Exercise data:
=== Begin Enclosure ===

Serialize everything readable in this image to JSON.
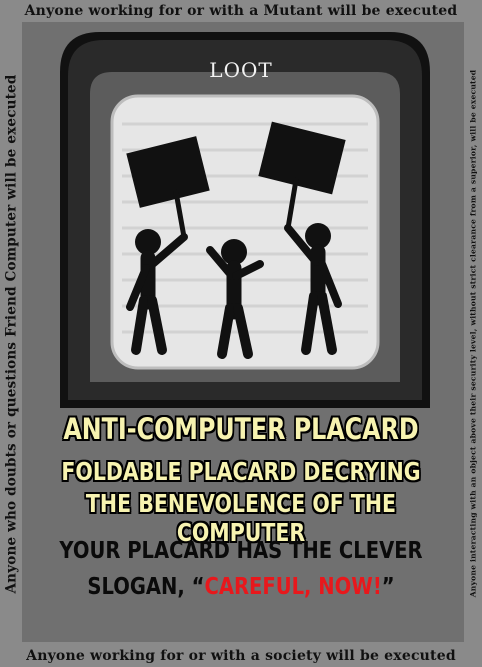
{
  "card": {
    "border_top": "Anyone working for or with a Mutant will be executed",
    "border_bottom": "Anyone working for or with a society will be executed",
    "border_left": "Anyone who doubts or questions Friend Computer will be executed",
    "border_right": "Anyone interacting with an object above their security level, without strict clearance from a superior, will be executed",
    "category": "LOOT",
    "item_name": "ANTI-COMPUTER PLACARD",
    "subtitle_line1": "FOLDABLE PLACARD DECRYING",
    "subtitle_line2": "THE BENEVOLENCE OF THE COMPUTER",
    "desc_line1": "YOUR PLACARD HAS THE CLEVER",
    "desc_line2_prefix": "SLOGAN, “",
    "slogan": "CAREFUL, NOW!",
    "desc_line2_suffix": "”"
  },
  "colors": {
    "card_bg": "#8a8a8a",
    "inner_bg": "#707070",
    "title_fill": "#f7f3b0",
    "slogan_red": "#e8181c"
  },
  "icons": [
    "protesters-with-placards-icon"
  ]
}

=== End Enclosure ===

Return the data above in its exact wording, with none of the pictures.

Serialize everything readable in this image to JSON.
{
  "card": {
    "border_top": "Anyone working for or with a Mutant will be executed",
    "border_bottom": "Anyone working for or with a society will be executed",
    "border_left": "Anyone who doubts or questions Friend Computer will be executed",
    "border_right": "Anyone interacting with an object above their security level, without strict clearance from a superior, will be executed",
    "category": "LOOT",
    "item_name": "ANTI-COMPUTER PLACARD",
    "subtitle_line1": "FOLDABLE PLACARD DECRYING",
    "subtitle_line2": "THE BENEVOLENCE OF THE COMPUTER",
    "desc_line1": "YOUR PLACARD HAS THE CLEVER",
    "desc_line2_prefix": "SLOGAN, “",
    "slogan": "CAREFUL, NOW!",
    "desc_line2_suffix": "”"
  },
  "colors": {
    "card_bg": "#8a8a8a",
    "inner_bg": "#707070",
    "title_fill": "#f7f3b0",
    "slogan_red": "#e8181c"
  },
  "icons": [
    "protesters-with-placards-icon"
  ]
}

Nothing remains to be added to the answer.